Problem to work on
Copy each line of the records that holds the string "consectetur".

Exercise material
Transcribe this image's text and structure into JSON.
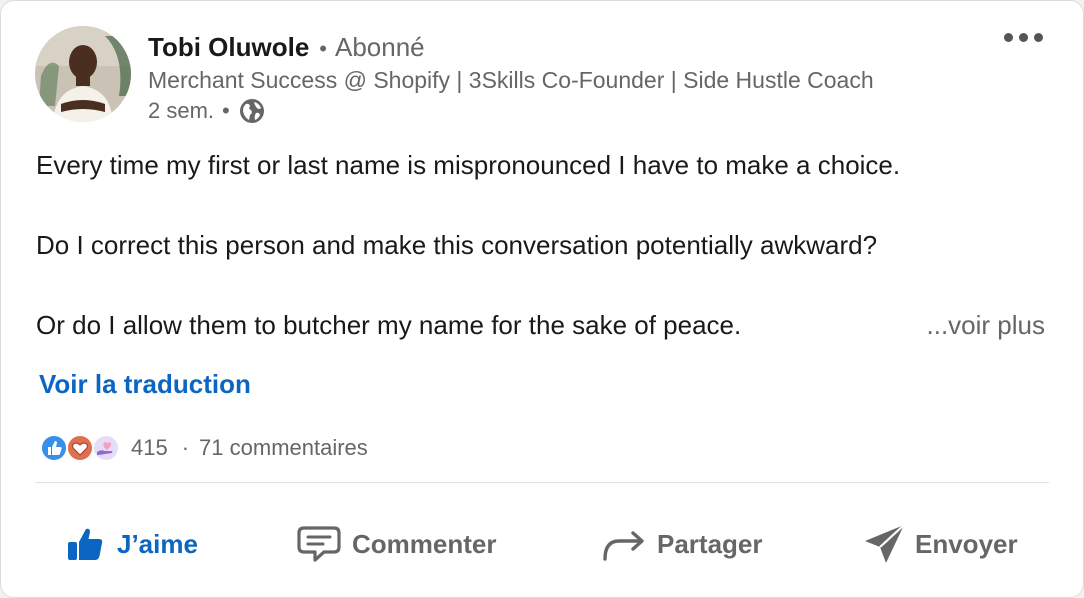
{
  "post": {
    "author": {
      "name": "Tobi Oluwole",
      "follow_status": "Abonné",
      "headline": "Merchant Success @ Shopify | 3Skills Co-Founder | Side Hustle Coach",
      "time_ago": "2 sem.",
      "visibility_icon": "globe-icon"
    },
    "body": {
      "lines": [
        "Every time my first or last name is mispronounced I have to make a choice.",
        "Do I correct this person and make this conversation potentially awkward?",
        "Or do I allow them to butcher my name for the sake of peace."
      ],
      "see_more": "...voir plus"
    },
    "translate_label": "Voir la traduction",
    "social": {
      "reaction_icons": [
        "like-reaction-icon",
        "love-reaction-icon",
        "support-reaction-icon"
      ],
      "reaction_count": "415",
      "separator": "·",
      "comments": "71 commentaires"
    },
    "actions": {
      "like": "J’aime",
      "comment": "Commenter",
      "share": "Partager",
      "send": "Envoyer"
    }
  },
  "colors": {
    "accent": "#0a66c2",
    "text_secondary": "#666666",
    "text_primary": "#191919",
    "love": "#df704d",
    "support": "#a872e8"
  }
}
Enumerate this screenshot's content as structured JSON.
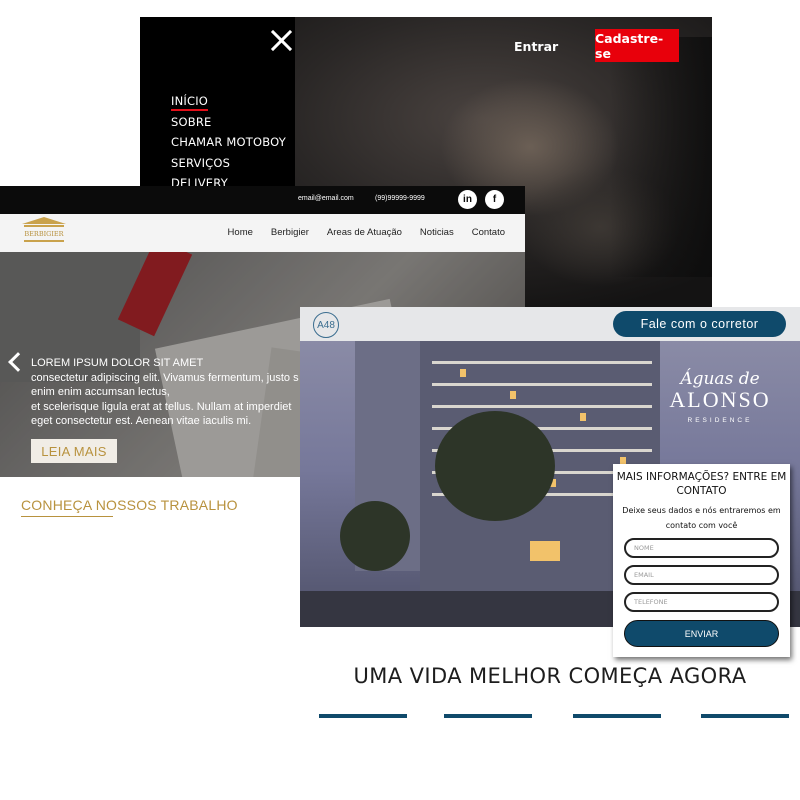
{
  "motoboy_site": {
    "menu": {
      "items": [
        "INÍCIO",
        "SOBRE",
        "CHAMAR MOTOBOY",
        "SERVIÇOS",
        "DELIVERY"
      ]
    },
    "header": {
      "login_label": "Entrar",
      "signup_label": "Cadastre-se"
    },
    "colors": {
      "accent": "#e8000b",
      "menu_bg": "#000000"
    }
  },
  "law_site": {
    "topbar": {
      "email": "email@email.com",
      "phone": "(99)99999-9999",
      "social_icons": [
        "linkedin-icon",
        "facebook-icon"
      ],
      "social_glyphs": [
        "in",
        "f"
      ]
    },
    "logo_text": "BERBIGIER",
    "nav": [
      "Home",
      "Berbigier",
      "Areas de Atuação",
      "Noticias",
      "Contato"
    ],
    "hero": {
      "caption_lines": [
        "LOREM IPSUM DOLOR SIT AMET",
        "consectetur adipiscing elit. Vivamus fermentum, justo s",
        "enim enim accumsan lectus,",
        "et scelerisque ligula erat at tellus. Nullam at imperdiet",
        "eget consectetur est. Aenean vitae iaculis mi."
      ],
      "button_label": "LEIA MAIS"
    },
    "section_title": "CONHEÇA NOSSOS TRABALHO",
    "colors": {
      "gold": "#b8923e",
      "topbar": "#0b0b0b"
    }
  },
  "realty_site": {
    "logo_text": "A48",
    "cta_label": "Fale com o corretor",
    "brand": {
      "line1": "Águas de",
      "line2": "ALONSO",
      "line3": "RESIDENCE"
    },
    "form": {
      "title": "MAIS INFORMAÇÕES? ENTRE EM CONTATO",
      "subtitle": "Deixe seus dados e nós entraremos em contato com você",
      "fields": [
        {
          "placeholder": "NOME"
        },
        {
          "placeholder": "EMAIL"
        },
        {
          "placeholder": "TELEFONE"
        }
      ],
      "submit_label": "ENVIAR"
    },
    "tagline": "UMA VIDA MELHOR COMEÇA AGORA",
    "colors": {
      "primary": "#0f4a6b"
    }
  }
}
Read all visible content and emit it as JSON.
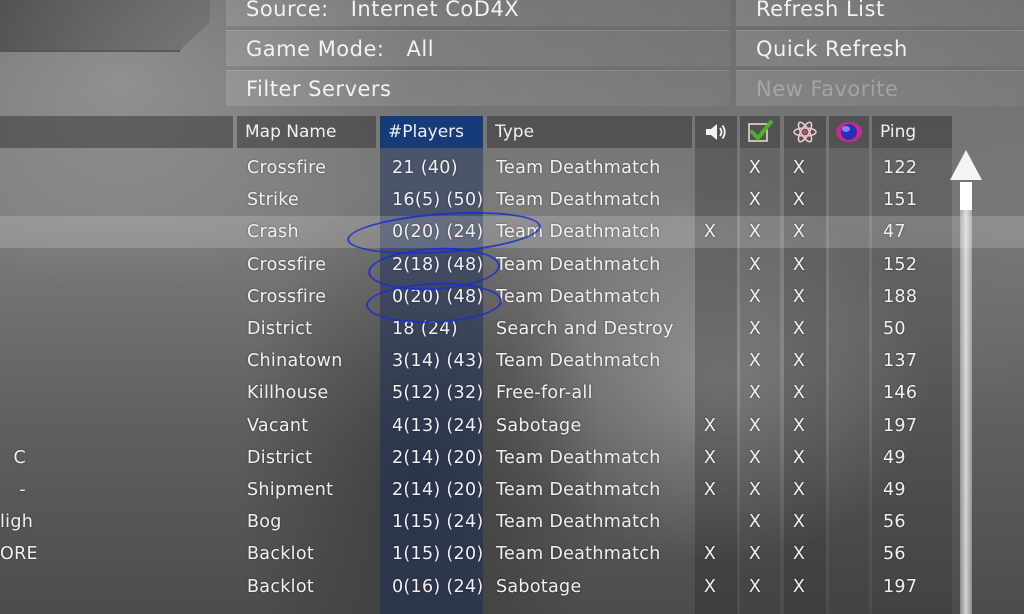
{
  "top": {
    "source_label": "Source:",
    "source_value": "Internet CoD4X",
    "gamemode_label": "Game Mode:",
    "gamemode_value": "All",
    "filter_label": "Filter Servers",
    "refresh_label": "Refresh List",
    "quick_refresh_label": "Quick Refresh",
    "new_favorite_label": "New Favorite"
  },
  "columns": {
    "map_name": "Map Name",
    "players": "#Players",
    "type": "Type",
    "voice_icon": "speaker-icon",
    "pure_icon": "checkmark-icon",
    "mod_icon": "atom-icon",
    "punkbuster_icon": "globe-icon",
    "ping": "Ping"
  },
  "rows": [
    {
      "left": "",
      "map": "Crossfire",
      "players": "21 (40)",
      "type": "Team Deathmatch",
      "voice": "",
      "pure": "X",
      "mod": "X",
      "pb": "",
      "ping": "122"
    },
    {
      "left": "",
      "map": "Strike",
      "players": "16(5) (50)",
      "type": "Team Deathmatch",
      "voice": "",
      "pure": "X",
      "mod": "X",
      "pb": "",
      "ping": "151"
    },
    {
      "left": "",
      "map": "Crash",
      "players": "0(20) (24)",
      "type": "Team Deathmatch",
      "voice": "X",
      "pure": "X",
      "mod": "X",
      "pb": "",
      "ping": "47"
    },
    {
      "left": "",
      "map": "Crossfire",
      "players": "2(18) (48)",
      "type": "Team Deathmatch",
      "voice": "",
      "pure": "X",
      "mod": "X",
      "pb": "",
      "ping": "152"
    },
    {
      "left": "",
      "map": "Crossfire",
      "players": "0(20) (48)",
      "type": "Team Deathmatch",
      "voice": "",
      "pure": "X",
      "mod": "X",
      "pb": "",
      "ping": "188"
    },
    {
      "left": "",
      "map": "District",
      "players": "18 (24)",
      "type": "Search and Destroy",
      "voice": "",
      "pure": "X",
      "mod": "X",
      "pb": "",
      "ping": "50"
    },
    {
      "left": "",
      "map": "Chinatown",
      "players": "3(14) (43)",
      "type": "Team Deathmatch",
      "voice": "",
      "pure": "X",
      "mod": "X",
      "pb": "",
      "ping": "137"
    },
    {
      "left": "",
      "map": "Killhouse",
      "players": "5(12) (32)",
      "type": "Free-for-all",
      "voice": "",
      "pure": "X",
      "mod": "X",
      "pb": "",
      "ping": "146"
    },
    {
      "left": "",
      "map": "Vacant",
      "players": "4(13) (24)",
      "type": "Sabotage",
      "voice": "X",
      "pure": "X",
      "mod": "X",
      "pb": "",
      "ping": "197"
    },
    {
      "left": "C",
      "map": "District",
      "players": "2(14) (20)",
      "type": "Team Deathmatch",
      "voice": "X",
      "pure": "X",
      "mod": "X",
      "pb": "",
      "ping": "49"
    },
    {
      "left": "-",
      "map": "Shipment",
      "players": "2(14) (20)",
      "type": "Team Deathmatch",
      "voice": "X",
      "pure": "X",
      "mod": "X",
      "pb": "",
      "ping": "49"
    },
    {
      "left": "ligh",
      "map": "Bog",
      "players": "1(15) (24)",
      "type": "Team Deathmatch",
      "voice": "",
      "pure": "X",
      "mod": "X",
      "pb": "",
      "ping": "56"
    },
    {
      "left": "ORE",
      "map": "Backlot",
      "players": "1(15) (20)",
      "type": "Team Deathmatch",
      "voice": "X",
      "pure": "X",
      "mod": "X",
      "pb": "",
      "ping": "56"
    },
    {
      "left": "",
      "map": "Backlot",
      "players": "0(16) (24)",
      "type": "Sabotage",
      "voice": "X",
      "pure": "X",
      "mod": "X",
      "pb": "",
      "ping": "197"
    }
  ],
  "selected_row": 2
}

Task response
        "consectetur adipiscing elit. Vivamus fermentum, justo s",
        "eget consectetur est. Aenean vitae iaculis mi."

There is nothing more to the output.